We select and review products independently. When you purchase through our links we may earn a commission. Learn more.

[Updated] How to Watch SpaceX’s Historic First Crewed-Mission Launch Today

A sideview of the SpaceX dragon capsule.

Today, SpaceX will launch a rocket intended to dock with the International Space Station. And while that sounds old hat for the company at this point, this time is different. For the first time in almost a decade, astronauts will launch to orbit from the United States. And you can watch it on YouTube, the SpaceX site, or NASA’s website at 4 PM Eastern.

Update, 05/27/20: SpaceX had to postpone the launch due to weather issues.

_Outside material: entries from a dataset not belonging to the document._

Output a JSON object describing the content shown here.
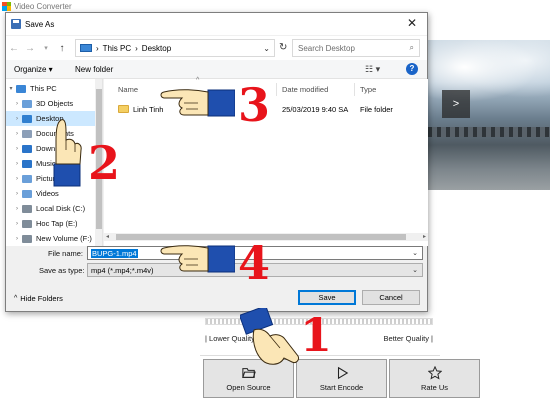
{
  "app": {
    "title": "Video Converter",
    "logo_colors": [
      "#f25022",
      "#7fba00",
      "#00a4ef",
      "#ffb900"
    ],
    "next_label": ">",
    "quality_low": "| Lower Quality",
    "quality_high": "Better Quality |",
    "bottom_buttons": [
      {
        "label": "Open Source",
        "icon": "folder-open-icon"
      },
      {
        "label": "Start Encode",
        "icon": "play-icon"
      },
      {
        "label": "Rate Us",
        "icon": "star-icon"
      }
    ]
  },
  "dialog": {
    "title": "Save As",
    "close_label": "✕",
    "breadcrumb": [
      "This PC",
      "Desktop"
    ],
    "breadcrumb_sep": "›",
    "search_placeholder": "Search Desktop",
    "organize_label": "Organize ▾",
    "new_folder_label": "New folder",
    "view_label": "☷ ▾",
    "help_label": "?",
    "nav_items": [
      {
        "label": "This PC",
        "icon": "computer-icon",
        "caret": "▾",
        "color": "#3a86d6"
      },
      {
        "label": "3D Objects",
        "icon": "cube-icon",
        "caret": "›",
        "color": "#6a9fd9"
      },
      {
        "label": "Desktop",
        "icon": "desktop-icon",
        "caret": "›",
        "color": "#2f7fd0",
        "selected": true
      },
      {
        "label": "Documents",
        "icon": "document-icon",
        "caret": "›",
        "color": "#8c9fb8"
      },
      {
        "label": "Downloads",
        "icon": "download-icon",
        "caret": "›",
        "color": "#2a74c9"
      },
      {
        "label": "Music",
        "icon": "music-icon",
        "caret": "›",
        "color": "#2a74c9"
      },
      {
        "label": "Pictures",
        "icon": "pictures-icon",
        "caret": "›",
        "color": "#6a9fd9"
      },
      {
        "label": "Videos",
        "icon": "video-icon",
        "caret": "›",
        "color": "#6a9fd9"
      },
      {
        "label": "Local Disk (C:)",
        "icon": "disk-icon",
        "caret": "›",
        "color": "#7f8c99"
      },
      {
        "label": "Hoc Tap (E:)",
        "icon": "disk-icon",
        "caret": "›",
        "color": "#7f8c99"
      },
      {
        "label": "New Volume (F:)",
        "icon": "disk-icon",
        "caret": "›",
        "color": "#7f8c99"
      }
    ],
    "columns": [
      "Name",
      "Date modified",
      "Type"
    ],
    "files": [
      {
        "name": "Linh Tinh",
        "date": "25/03/2019 9:40 SA",
        "type": "File folder"
      }
    ],
    "filename_label": "File name:",
    "filename_value": "BUPG-1.mp4",
    "savetype_label": "Save as type:",
    "savetype_value": "mp4 (*.mp4;*.m4v)",
    "hide_folders_label": "Hide Folders",
    "save_label": "Save",
    "cancel_label": "Cancel"
  },
  "annotations": {
    "steps": [
      "1",
      "2",
      "3",
      "4"
    ],
    "step_color": "#e8141b"
  }
}
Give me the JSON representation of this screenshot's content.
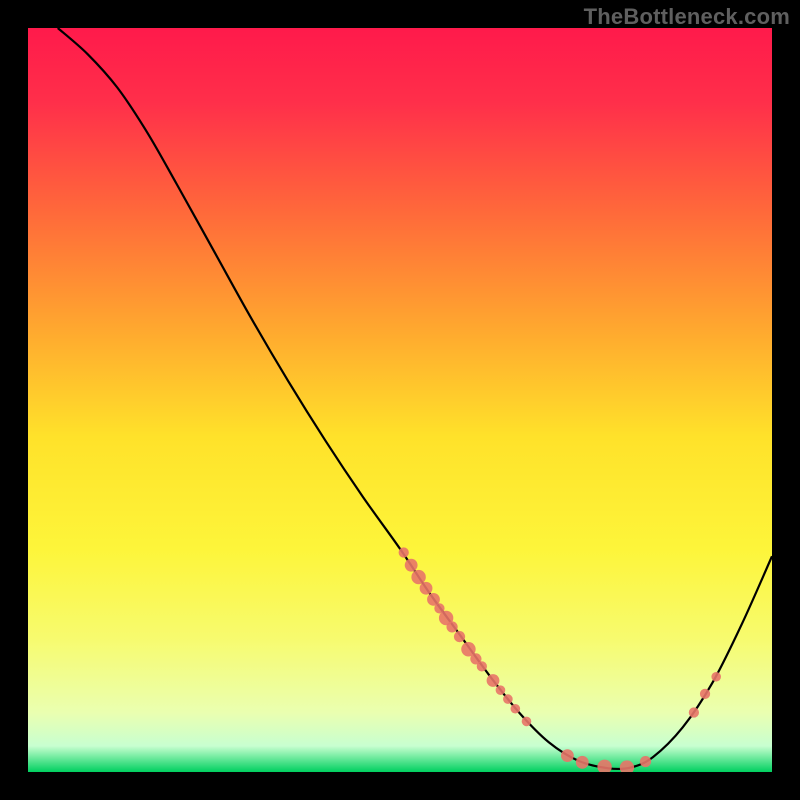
{
  "watermark": "TheBottleneck.com",
  "chart_data": {
    "type": "line",
    "title": "",
    "xlabel": "",
    "ylabel": "",
    "xlim": [
      0,
      100
    ],
    "ylim": [
      0,
      100
    ],
    "grid": false,
    "background_gradient": {
      "stops": [
        {
          "offset": 0.0,
          "color": "#ff1a4b"
        },
        {
          "offset": 0.1,
          "color": "#ff2f4a"
        },
        {
          "offset": 0.25,
          "color": "#ff6a3a"
        },
        {
          "offset": 0.4,
          "color": "#ffa62f"
        },
        {
          "offset": 0.55,
          "color": "#ffe22a"
        },
        {
          "offset": 0.7,
          "color": "#fdf53a"
        },
        {
          "offset": 0.82,
          "color": "#f7fb6e"
        },
        {
          "offset": 0.92,
          "color": "#eaffb0"
        },
        {
          "offset": 0.965,
          "color": "#c8ffd0"
        },
        {
          "offset": 1.0,
          "color": "#00d060"
        }
      ]
    },
    "curve": [
      {
        "x": 4,
        "y": 100
      },
      {
        "x": 8,
        "y": 96.5
      },
      {
        "x": 12,
        "y": 92
      },
      {
        "x": 16,
        "y": 86
      },
      {
        "x": 20,
        "y": 79
      },
      {
        "x": 25,
        "y": 70
      },
      {
        "x": 30,
        "y": 61
      },
      {
        "x": 35,
        "y": 52.5
      },
      {
        "x": 40,
        "y": 44.5
      },
      {
        "x": 45,
        "y": 37
      },
      {
        "x": 50,
        "y": 30
      },
      {
        "x": 54,
        "y": 24
      },
      {
        "x": 58,
        "y": 18.5
      },
      {
        "x": 62,
        "y": 13
      },
      {
        "x": 66,
        "y": 8
      },
      {
        "x": 70,
        "y": 4
      },
      {
        "x": 74,
        "y": 1.5
      },
      {
        "x": 78,
        "y": 0.5
      },
      {
        "x": 81,
        "y": 0.6
      },
      {
        "x": 84,
        "y": 2
      },
      {
        "x": 88,
        "y": 6
      },
      {
        "x": 92,
        "y": 12
      },
      {
        "x": 96,
        "y": 20
      },
      {
        "x": 100,
        "y": 29
      }
    ],
    "scatter": [
      {
        "x": 50.5,
        "y": 29.5,
        "r": 3.2
      },
      {
        "x": 51.5,
        "y": 27.8,
        "r": 4.0
      },
      {
        "x": 52.5,
        "y": 26.2,
        "r": 4.5
      },
      {
        "x": 53.5,
        "y": 24.7,
        "r": 4.0
      },
      {
        "x": 54.5,
        "y": 23.2,
        "r": 4.0
      },
      {
        "x": 55.3,
        "y": 22.0,
        "r": 3.2
      },
      {
        "x": 56.2,
        "y": 20.7,
        "r": 4.5
      },
      {
        "x": 57.0,
        "y": 19.5,
        "r": 3.5
      },
      {
        "x": 58.0,
        "y": 18.2,
        "r": 3.5
      },
      {
        "x": 59.2,
        "y": 16.5,
        "r": 4.5
      },
      {
        "x": 60.2,
        "y": 15.2,
        "r": 3.5
      },
      {
        "x": 61.0,
        "y": 14.2,
        "r": 3.2
      },
      {
        "x": 62.5,
        "y": 12.3,
        "r": 4.0
      },
      {
        "x": 63.5,
        "y": 11.0,
        "r": 3.0
      },
      {
        "x": 64.5,
        "y": 9.8,
        "r": 3.0
      },
      {
        "x": 65.5,
        "y": 8.5,
        "r": 3.0
      },
      {
        "x": 67.0,
        "y": 6.8,
        "r": 3.0
      },
      {
        "x": 72.5,
        "y": 2.2,
        "r": 4.0
      },
      {
        "x": 74.5,
        "y": 1.3,
        "r": 4.0
      },
      {
        "x": 77.5,
        "y": 0.7,
        "r": 4.5
      },
      {
        "x": 80.5,
        "y": 0.6,
        "r": 4.5
      },
      {
        "x": 83.0,
        "y": 1.4,
        "r": 3.5
      },
      {
        "x": 89.5,
        "y": 8.0,
        "r": 3.2
      },
      {
        "x": 91.0,
        "y": 10.5,
        "r": 3.2
      },
      {
        "x": 92.5,
        "y": 12.8,
        "r": 3.0
      }
    ],
    "curve_color": "#000000",
    "scatter_color": "#e87468"
  }
}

That decision occurred about 16 minutes before liftoff. SpaceX will attempt another launch on Saturday, May 30th at 3:33 PM Eastern Time.

In 2011, NASA stopped launching astronauts to space. The idea was to hand over those duties to private companies sometime in the future. Since that point, all astronauts and NASA’s international partners have flown into space on Russian Soyuz capsules.

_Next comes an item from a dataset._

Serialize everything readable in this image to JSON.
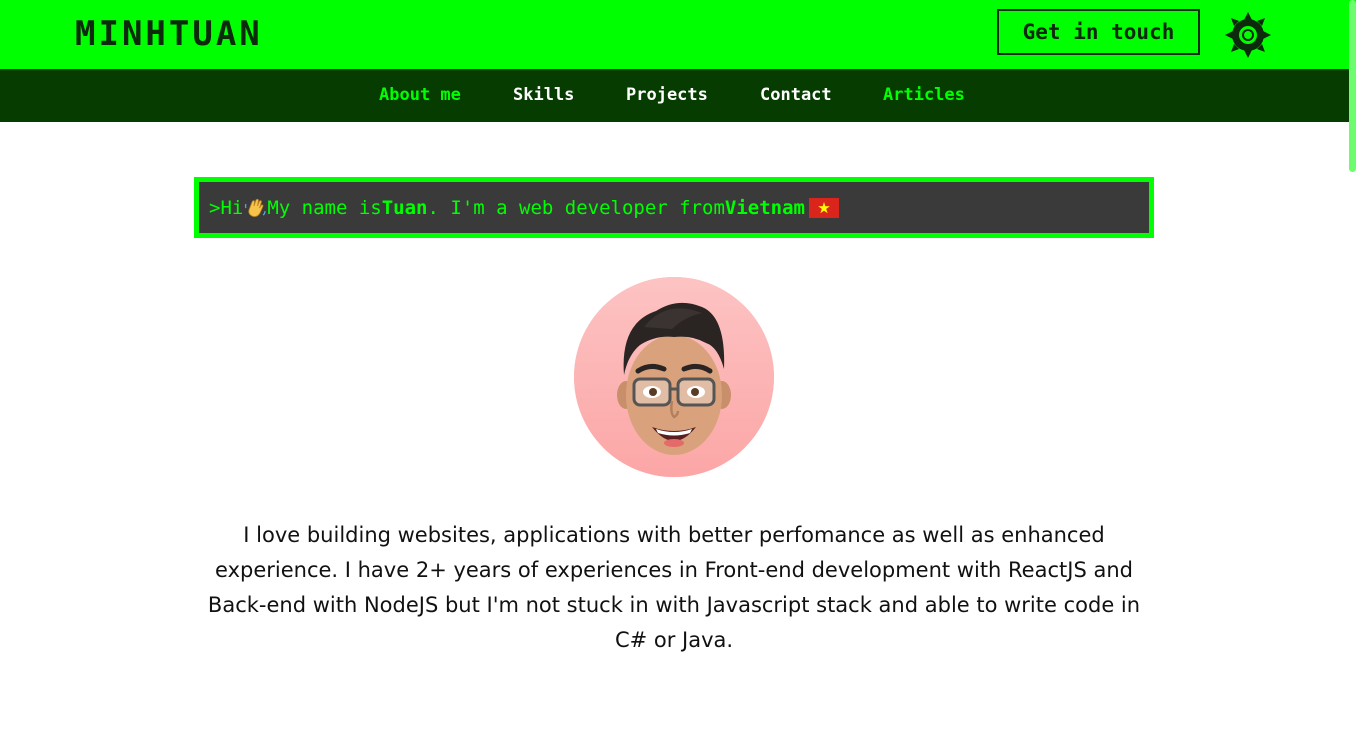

While SpaceX has seemingly mastered the incredible task of launching rockets to orbit, then catching pieces of it after for reuse, it hasn’t launched people into space before today. The company has been working towards this goal for six years, and experienced setbacks along the way.

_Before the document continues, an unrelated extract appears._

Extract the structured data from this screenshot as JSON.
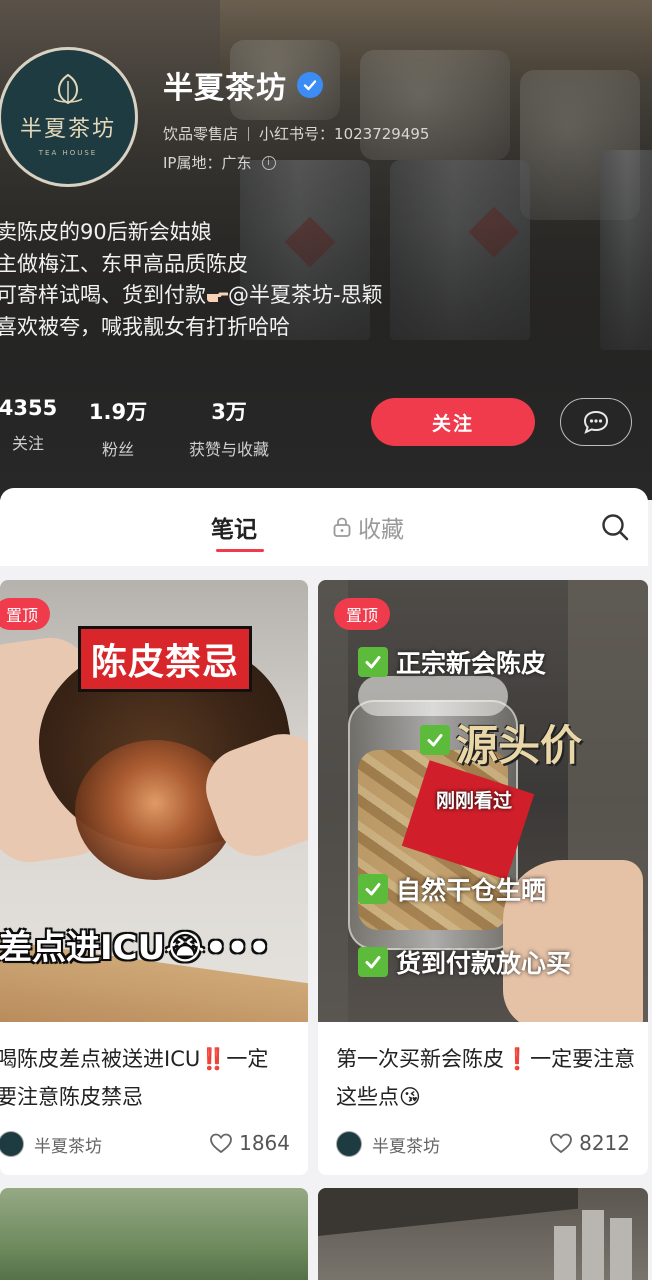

Last year a Crew Dragon capsule exploded during a ground test, and the company has seen rocket malfunctions before. One thing that sets SpaceX apart is how publically it shows failures, choosing to call them “gifts” that lead to safer vehicles.

SpaceX’s Falcon 9 rocket will take off from the company’s launch site at NASA’s Kennedy Space Center in Cape Canaveral, Florida today at 4 PM Eastern. Two astronauts, Bob Behnken and Doug Hurley will board the capsule, and then fueling will begin. If all goes well and the weather holds, liftoff should occur at 4:33 PM.

Once in orbit, the Falcon 9 rocket will release the Crew Dragon capsule, which will begin a 19-hour journey to the International Space Station. Along the way, the crew will run tests on manual flight before finally docking with the station.

Weather is always a sticking point with sending a rocket to orbit, and if it doesn’t hold out, SpaceX may scrub and reschedule the launch. You can watch the launch on YouTube, the SpaceX site, and NASA’s website.

Source: SpaceX

Josh Hendrickson Josh Hendrickson
Josh Hendrickson is the Editor in Chief of Review Geek and is responsible for the site's content direction. He has worked in IT for nearly a decade, including four years spent repairing and servicing computers for Microsoft. He’s also a smart home enthusiast who built his own smart mirror with just a frame, some electronics, a Raspberry Pi, and open-source code. Read Full Bio »